Task material:

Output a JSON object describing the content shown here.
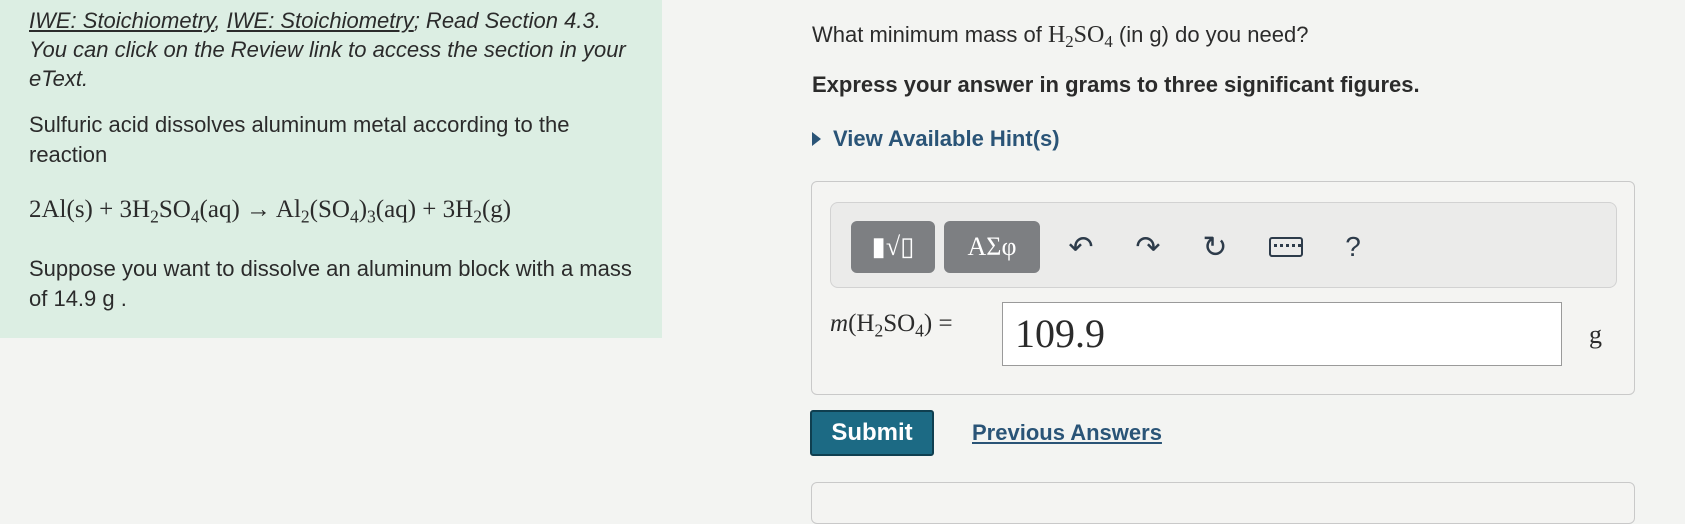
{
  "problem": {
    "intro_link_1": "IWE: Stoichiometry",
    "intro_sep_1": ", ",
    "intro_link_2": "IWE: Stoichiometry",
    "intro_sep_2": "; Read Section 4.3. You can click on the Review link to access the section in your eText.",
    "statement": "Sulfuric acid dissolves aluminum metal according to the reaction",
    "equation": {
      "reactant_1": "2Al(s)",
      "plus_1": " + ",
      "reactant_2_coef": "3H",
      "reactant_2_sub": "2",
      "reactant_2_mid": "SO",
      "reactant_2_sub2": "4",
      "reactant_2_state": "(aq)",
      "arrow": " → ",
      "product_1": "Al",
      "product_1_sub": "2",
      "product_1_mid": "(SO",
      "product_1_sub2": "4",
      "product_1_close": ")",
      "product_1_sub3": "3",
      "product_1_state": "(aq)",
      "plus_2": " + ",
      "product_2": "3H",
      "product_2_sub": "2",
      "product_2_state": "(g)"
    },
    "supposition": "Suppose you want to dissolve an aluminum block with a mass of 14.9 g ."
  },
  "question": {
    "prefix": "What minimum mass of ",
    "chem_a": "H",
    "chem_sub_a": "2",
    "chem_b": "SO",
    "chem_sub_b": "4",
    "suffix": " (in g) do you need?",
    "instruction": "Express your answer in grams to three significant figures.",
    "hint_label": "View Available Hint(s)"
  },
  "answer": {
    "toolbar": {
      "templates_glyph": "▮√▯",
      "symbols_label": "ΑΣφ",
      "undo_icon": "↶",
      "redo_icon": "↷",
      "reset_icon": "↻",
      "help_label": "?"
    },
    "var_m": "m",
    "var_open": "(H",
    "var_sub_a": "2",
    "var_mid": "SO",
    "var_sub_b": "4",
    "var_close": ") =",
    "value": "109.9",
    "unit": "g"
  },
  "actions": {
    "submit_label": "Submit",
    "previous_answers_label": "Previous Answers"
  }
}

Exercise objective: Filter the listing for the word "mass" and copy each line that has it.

Answer area:
    "supposition": "Suppose you want to dissolve an aluminum block with a mass of 14.9 g ."
    "prefix": "What minimum mass of ",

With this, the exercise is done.